▶ ASSIGNED TASK: Print every record exactly as it appears. Leave the pictures out.

▶ RECORDS PROVIDED:
--
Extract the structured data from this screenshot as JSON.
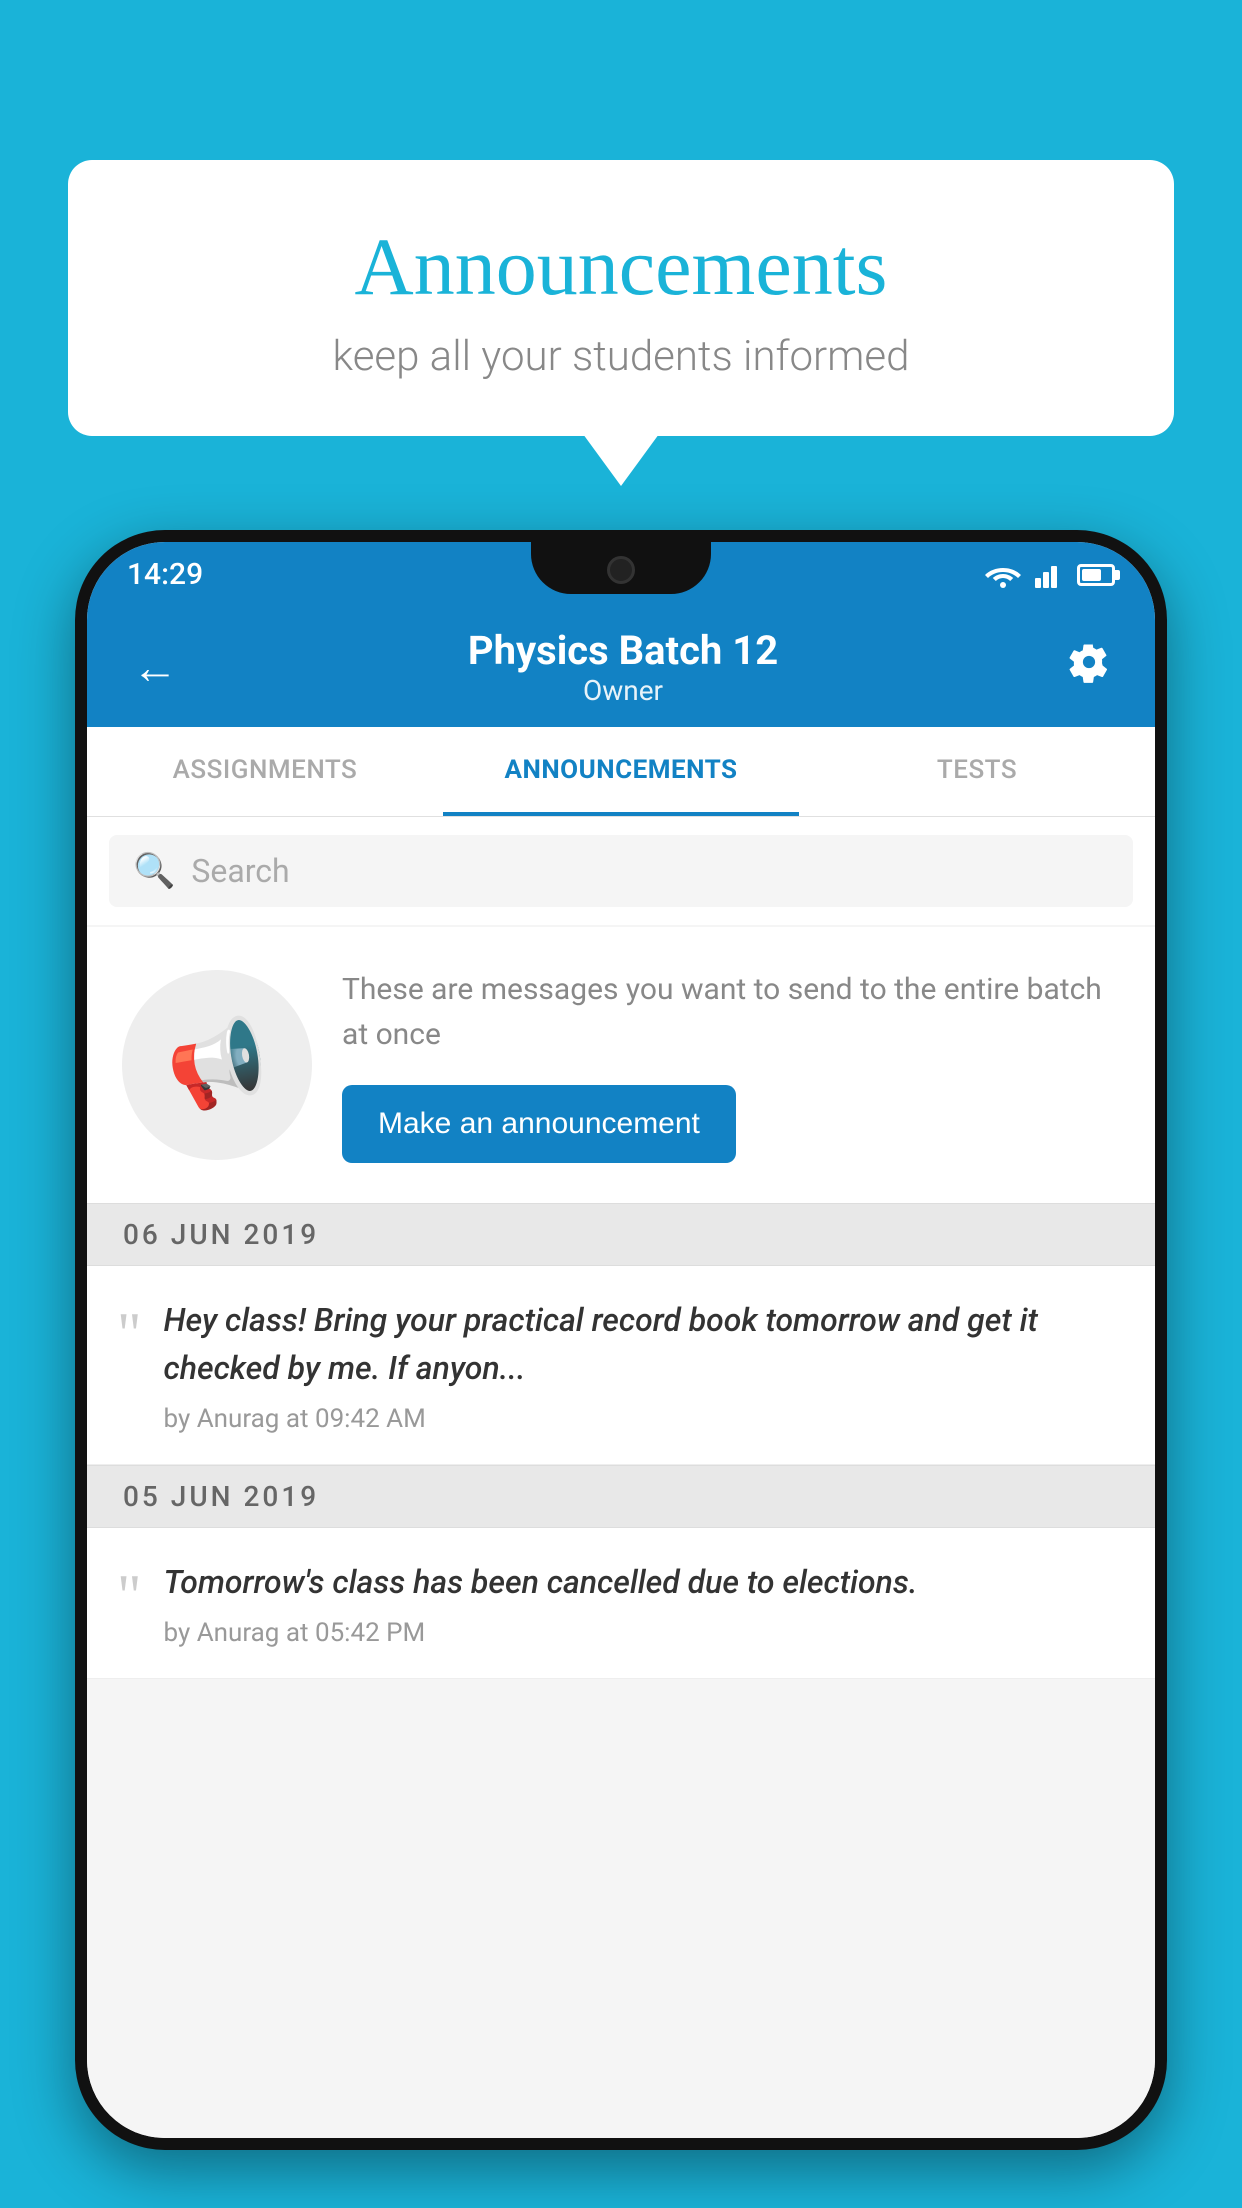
{
  "background": {
    "color": "#1ab3d8"
  },
  "speech_bubble": {
    "title": "Announcements",
    "subtitle": "keep all your students informed"
  },
  "phone": {
    "status_bar": {
      "time": "14:29"
    },
    "app_bar": {
      "title": "Physics Batch 12",
      "subtitle": "Owner",
      "back_label": "←",
      "settings_label": "⚙"
    },
    "tabs": [
      {
        "label": "ASSIGNMENTS",
        "active": false
      },
      {
        "label": "ANNOUNCEMENTS",
        "active": true
      },
      {
        "label": "TESTS",
        "active": false
      }
    ],
    "search": {
      "placeholder": "Search"
    },
    "promo": {
      "description": "These are messages you want to send to the entire batch at once",
      "button_label": "Make an announcement"
    },
    "announcements": [
      {
        "date": "06  JUN  2019",
        "message": "Hey class! Bring your practical record book tomorrow and get it checked by me. If anyon...",
        "meta": "by Anurag at 09:42 AM"
      },
      {
        "date": "05  JUN  2019",
        "message": "Tomorrow's class has been cancelled due to elections.",
        "meta": "by Anurag at 05:42 PM"
      }
    ]
  }
}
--
▶ EXPECTED OUTPUT:
Extract the structured data from this screenshot as JSON.
{
  "background": {
    "color": "#1ab3d8"
  },
  "speech_bubble": {
    "title": "Announcements",
    "subtitle": "keep all your students informed"
  },
  "phone": {
    "status_bar": {
      "time": "14:29"
    },
    "app_bar": {
      "title": "Physics Batch 12",
      "subtitle": "Owner",
      "back_label": "←",
      "settings_label": "⚙"
    },
    "tabs": [
      {
        "label": "ASSIGNMENTS",
        "active": false
      },
      {
        "label": "ANNOUNCEMENTS",
        "active": true
      },
      {
        "label": "TESTS",
        "active": false
      }
    ],
    "search": {
      "placeholder": "Search"
    },
    "promo": {
      "description": "These are messages you want to send to the entire batch at once",
      "button_label": "Make an announcement"
    },
    "announcements": [
      {
        "date": "06  JUN  2019",
        "message": "Hey class! Bring your practical record book tomorrow and get it checked by me. If anyon...",
        "meta": "by Anurag at 09:42 AM"
      },
      {
        "date": "05  JUN  2019",
        "message": "Tomorrow's class has been cancelled due to elections.",
        "meta": "by Anurag at 05:42 PM"
      }
    ]
  }
}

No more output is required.